# [What to produce]
The entries that follow should be written out exactly.

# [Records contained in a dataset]

= Beginning of Section =

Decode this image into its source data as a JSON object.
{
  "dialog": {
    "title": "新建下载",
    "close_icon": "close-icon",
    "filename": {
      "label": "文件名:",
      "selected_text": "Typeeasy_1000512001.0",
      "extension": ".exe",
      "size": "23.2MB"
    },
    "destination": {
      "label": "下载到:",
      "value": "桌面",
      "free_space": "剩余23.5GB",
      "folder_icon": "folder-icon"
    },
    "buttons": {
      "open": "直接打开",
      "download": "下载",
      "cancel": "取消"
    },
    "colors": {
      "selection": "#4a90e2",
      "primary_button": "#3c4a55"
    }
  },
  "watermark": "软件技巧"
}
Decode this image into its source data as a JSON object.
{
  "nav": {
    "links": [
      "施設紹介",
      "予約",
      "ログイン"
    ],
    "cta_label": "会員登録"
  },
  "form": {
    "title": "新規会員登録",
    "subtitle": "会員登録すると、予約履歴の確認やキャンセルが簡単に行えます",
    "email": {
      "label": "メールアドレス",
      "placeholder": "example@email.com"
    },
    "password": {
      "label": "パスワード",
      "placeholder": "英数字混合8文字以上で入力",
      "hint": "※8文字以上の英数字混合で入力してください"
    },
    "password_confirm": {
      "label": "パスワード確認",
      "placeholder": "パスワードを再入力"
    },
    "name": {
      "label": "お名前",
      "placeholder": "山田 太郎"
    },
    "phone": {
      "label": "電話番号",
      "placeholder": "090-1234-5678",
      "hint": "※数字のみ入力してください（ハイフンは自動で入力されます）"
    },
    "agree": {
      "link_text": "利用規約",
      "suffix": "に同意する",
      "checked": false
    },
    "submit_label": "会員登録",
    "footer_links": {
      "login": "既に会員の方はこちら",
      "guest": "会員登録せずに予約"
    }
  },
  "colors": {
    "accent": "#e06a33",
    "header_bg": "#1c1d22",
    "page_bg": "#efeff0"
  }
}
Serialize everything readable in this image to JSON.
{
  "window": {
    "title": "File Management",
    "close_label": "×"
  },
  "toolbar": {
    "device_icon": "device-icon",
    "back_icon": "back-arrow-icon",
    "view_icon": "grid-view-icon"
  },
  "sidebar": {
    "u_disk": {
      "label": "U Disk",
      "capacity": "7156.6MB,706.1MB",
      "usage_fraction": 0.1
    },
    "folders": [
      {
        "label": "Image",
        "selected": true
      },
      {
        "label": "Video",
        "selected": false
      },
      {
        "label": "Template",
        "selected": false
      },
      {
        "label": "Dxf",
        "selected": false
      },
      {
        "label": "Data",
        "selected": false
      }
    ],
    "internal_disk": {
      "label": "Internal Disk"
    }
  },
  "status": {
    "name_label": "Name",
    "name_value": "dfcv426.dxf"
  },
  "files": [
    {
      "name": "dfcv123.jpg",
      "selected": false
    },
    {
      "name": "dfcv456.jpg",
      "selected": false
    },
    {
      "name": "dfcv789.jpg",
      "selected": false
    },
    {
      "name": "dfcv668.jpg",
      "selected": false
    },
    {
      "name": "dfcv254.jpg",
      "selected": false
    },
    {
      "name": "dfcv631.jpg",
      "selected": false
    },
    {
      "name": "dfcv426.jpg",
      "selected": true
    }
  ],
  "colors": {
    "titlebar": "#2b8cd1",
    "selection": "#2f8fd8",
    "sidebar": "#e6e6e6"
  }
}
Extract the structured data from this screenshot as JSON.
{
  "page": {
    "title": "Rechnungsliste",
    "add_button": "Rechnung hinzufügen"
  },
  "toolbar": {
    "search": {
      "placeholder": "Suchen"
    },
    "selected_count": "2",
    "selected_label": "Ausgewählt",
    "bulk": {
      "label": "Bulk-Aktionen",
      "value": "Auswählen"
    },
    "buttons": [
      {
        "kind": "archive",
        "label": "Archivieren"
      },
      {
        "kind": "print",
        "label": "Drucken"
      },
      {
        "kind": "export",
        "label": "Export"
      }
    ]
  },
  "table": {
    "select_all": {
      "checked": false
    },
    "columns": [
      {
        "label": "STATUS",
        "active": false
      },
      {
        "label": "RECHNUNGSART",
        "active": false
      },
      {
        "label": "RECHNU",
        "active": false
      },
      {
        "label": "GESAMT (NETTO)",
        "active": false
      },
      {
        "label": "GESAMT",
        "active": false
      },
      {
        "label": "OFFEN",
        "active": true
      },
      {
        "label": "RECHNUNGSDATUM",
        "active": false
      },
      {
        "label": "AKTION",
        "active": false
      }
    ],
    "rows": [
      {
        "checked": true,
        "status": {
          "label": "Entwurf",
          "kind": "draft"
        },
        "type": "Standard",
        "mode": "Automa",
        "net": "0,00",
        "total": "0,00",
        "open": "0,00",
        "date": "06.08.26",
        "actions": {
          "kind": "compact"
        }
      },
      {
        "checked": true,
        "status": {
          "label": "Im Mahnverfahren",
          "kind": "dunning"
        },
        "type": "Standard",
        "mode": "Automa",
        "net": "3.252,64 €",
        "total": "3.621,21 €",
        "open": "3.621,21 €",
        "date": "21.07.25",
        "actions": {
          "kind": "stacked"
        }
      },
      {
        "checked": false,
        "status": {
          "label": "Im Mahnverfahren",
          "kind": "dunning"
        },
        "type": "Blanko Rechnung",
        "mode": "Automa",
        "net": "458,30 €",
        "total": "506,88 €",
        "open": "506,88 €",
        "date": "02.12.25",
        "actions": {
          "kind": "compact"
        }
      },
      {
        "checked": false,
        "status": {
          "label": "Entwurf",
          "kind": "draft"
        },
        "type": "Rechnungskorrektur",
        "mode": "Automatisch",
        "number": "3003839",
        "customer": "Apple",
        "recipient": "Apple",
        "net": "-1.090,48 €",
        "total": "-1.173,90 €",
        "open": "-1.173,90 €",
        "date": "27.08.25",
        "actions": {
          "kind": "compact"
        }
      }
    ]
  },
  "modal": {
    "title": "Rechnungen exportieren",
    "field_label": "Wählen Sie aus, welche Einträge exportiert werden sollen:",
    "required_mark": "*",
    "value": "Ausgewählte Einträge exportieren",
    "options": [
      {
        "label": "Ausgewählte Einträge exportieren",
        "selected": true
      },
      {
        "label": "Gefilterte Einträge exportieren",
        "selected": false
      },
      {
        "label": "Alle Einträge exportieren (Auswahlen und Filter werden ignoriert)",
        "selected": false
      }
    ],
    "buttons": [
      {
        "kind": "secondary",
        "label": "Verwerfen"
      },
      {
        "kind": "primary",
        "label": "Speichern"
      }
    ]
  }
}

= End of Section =

# [Solution to this task]
Decode this image into its source data as a JSON object.
{
  "dialog": {
    "title": "新建下载",
    "close_icon": "close-icon",
    "filename": {
      "label": "文件名:",
      "selected_text": "Typeeasy_1000512001.0",
      "extension": ".exe",
      "size": "23.2MB"
    },
    "destination": {
      "label": "下载到:",
      "value": "桌面",
      "free_space": "剩余23.5GB",
      "folder_icon": "folder-icon"
    },
    "buttons": {
      "open": "直接打开",
      "download": "下载",
      "cancel": "取消"
    },
    "colors": {
      "selection": "#4a90e2",
      "primary_button": "#3c4a55"
    }
  },
  "watermark": "软件技巧"
}
Decode this image into its source data as a JSON object.
{
  "nav": {
    "links": [
      "施設紹介",
      "予約",
      "ログイン"
    ],
    "cta_label": "会員登録"
  },
  "form": {
    "title": "新規会員登録",
    "subtitle": "会員登録すると、予約履歴の確認やキャンセルが簡単に行えます",
    "email": {
      "label": "メールアドレス",
      "placeholder": "example@email.com"
    },
    "password": {
      "label": "パスワード",
      "placeholder": "英数字混合8文字以上で入力",
      "hint": "※8文字以上の英数字混合で入力してください"
    },
    "password_confirm": {
      "label": "パスワード確認",
      "placeholder": "パスワードを再入力"
    },
    "name": {
      "label": "お名前",
      "placeholder": "山田 太郎"
    },
    "phone": {
      "label": "電話番号",
      "placeholder": "090-1234-5678",
      "hint": "※数字のみ入力してください（ハイフンは自動で入力されます）"
    },
    "agree": {
      "link_text": "利用規約",
      "suffix": "に同意する",
      "checked": false
    },
    "submit_label": "会員登録",
    "footer_links": {
      "login": "既に会員の方はこちら",
      "guest": "会員登録せずに予約"
    }
  },
  "colors": {
    "accent": "#e06a33",
    "header_bg": "#1c1d22",
    "page_bg": "#efeff0"
  }
}
Serialize everything readable in this image to JSON.
{
  "window": {
    "title": "File Management",
    "close_label": "×"
  },
  "toolbar": {
    "device_icon": "device-icon",
    "back_icon": "back-arrow-icon",
    "view_icon": "grid-view-icon"
  },
  "sidebar": {
    "u_disk": {
      "label": "U Disk",
      "capacity": "7156.6MB,706.1MB",
      "usage_fraction": 0.1
    },
    "folders": [
      {
        "label": "Image",
        "selected": true
      },
      {
        "label": "Video",
        "selected": false
      },
      {
        "label": "Template",
        "selected": false
      },
      {
        "label": "Dxf",
        "selected": false
      },
      {
        "label": "Data",
        "selected": false
      }
    ],
    "internal_disk": {
      "label": "Internal Disk"
    }
  },
  "status": {
    "name_label": "Name",
    "name_value": "dfcv426.dxf"
  },
  "files": [
    {
      "name": "dfcv123.jpg",
      "selected": false
    },
    {
      "name": "dfcv456.jpg",
      "selected": false
    },
    {
      "name": "dfcv789.jpg",
      "selected": false
    },
    {
      "name": "dfcv668.jpg",
      "selected": false
    },
    {
      "name": "dfcv254.jpg",
      "selected": false
    },
    {
      "name": "dfcv631.jpg",
      "selected": false
    },
    {
      "name": "dfcv426.jpg",
      "selected": true
    }
  ],
  "colors": {
    "titlebar": "#2b8cd1",
    "selection": "#2f8fd8",
    "sidebar": "#e6e6e6"
  }
}
Extract the structured data from this screenshot as JSON.
{
  "page": {
    "title": "Rechnungsliste",
    "add_button": "Rechnung hinzufügen"
  },
  "toolbar": {
    "search": {
      "placeholder": "Suchen"
    },
    "selected_count": "2",
    "selected_label": "Ausgewählt",
    "bulk": {
      "label": "Bulk-Aktionen",
      "value": "Auswählen"
    },
    "buttons": [
      {
        "kind": "archive",
        "label": "Archivieren"
      },
      {
        "kind": "print",
        "label": "Drucken"
      },
      {
        "kind": "export",
        "label": "Export"
      }
    ]
  },
  "table": {
    "select_all": {
      "checked": false
    },
    "columns": [
      {
        "label": "STATUS",
        "active": false
      },
      {
        "label": "RECHNUNGSART",
        "active": false
      },
      {
        "label": "RECHNU",
        "active": false
      },
      {
        "label": "GESAMT (NETTO)",
        "active": false
      },
      {
        "label": "GESAMT",
        "active": false
      },
      {
        "label": "OFFEN",
        "active": true
      },
      {
        "label": "RECHNUNGSDATUM",
        "active": false
      },
      {
        "label": "AKTION",
        "active": false
      }
    ],
    "rows": [
      {
        "checked": true,
        "status": {
          "label": "Entwurf",
          "kind": "draft"
        },
        "type": "Standard",
        "mode": "Automa",
        "net": "0,00",
        "total": "0,00",
        "open": "0,00",
        "date": "06.08.26",
        "actions": {
          "kind": "compact"
        }
      },
      {
        "checked": true,
        "status": {
          "label": "Im Mahnverfahren",
          "kind": "dunning"
        },
        "type": "Standard",
        "mode": "Automa",
        "net": "3.252,64 €",
        "total": "3.621,21 €",
        "open": "3.621,21 €",
        "date": "21.07.25",
        "actions": {
          "kind": "stacked"
        }
      },
      {
        "checked": false,
        "status": {
          "label": "Im Mahnverfahren",
          "kind": "dunning"
        },
        "type": "Blanko Rechnung",
        "mode": "Automa",
        "net": "458,30 €",
        "total": "506,88 €",
        "open": "506,88 €",
        "date": "02.12.25",
        "actions": {
          "kind": "compact"
        }
      },
      {
        "checked": false,
        "status": {
          "label": "Entwurf",
          "kind": "draft"
        },
        "type": "Rechnungskorrektur",
        "mode": "Automatisch",
        "number": "3003839",
        "customer": "Apple",
        "recipient": "Apple",
        "net": "-1.090,48 €",
        "total": "-1.173,90 €",
        "open": "-1.173,90 €",
        "date": "27.08.25",
        "actions": {
          "kind": "compact"
        }
      }
    ]
  },
  "modal": {
    "title": "Rechnungen exportieren",
    "field_label": "Wählen Sie aus, welche Einträge exportiert werden sollen:",
    "required_mark": "*",
    "value": "Ausgewählte Einträge exportieren",
    "options": [
      {
        "label": "Ausgewählte Einträge exportieren",
        "selected": true
      },
      {
        "label": "Gefilterte Einträge exportieren",
        "selected": false
      },
      {
        "label": "Alle Einträge exportieren (Auswahlen und Filter werden ignoriert)",
        "selected": false
      }
    ],
    "buttons": [
      {
        "kind": "secondary",
        "label": "Verwerfen"
      },
      {
        "kind": "primary",
        "label": "Speichern"
      }
    ]
  }
}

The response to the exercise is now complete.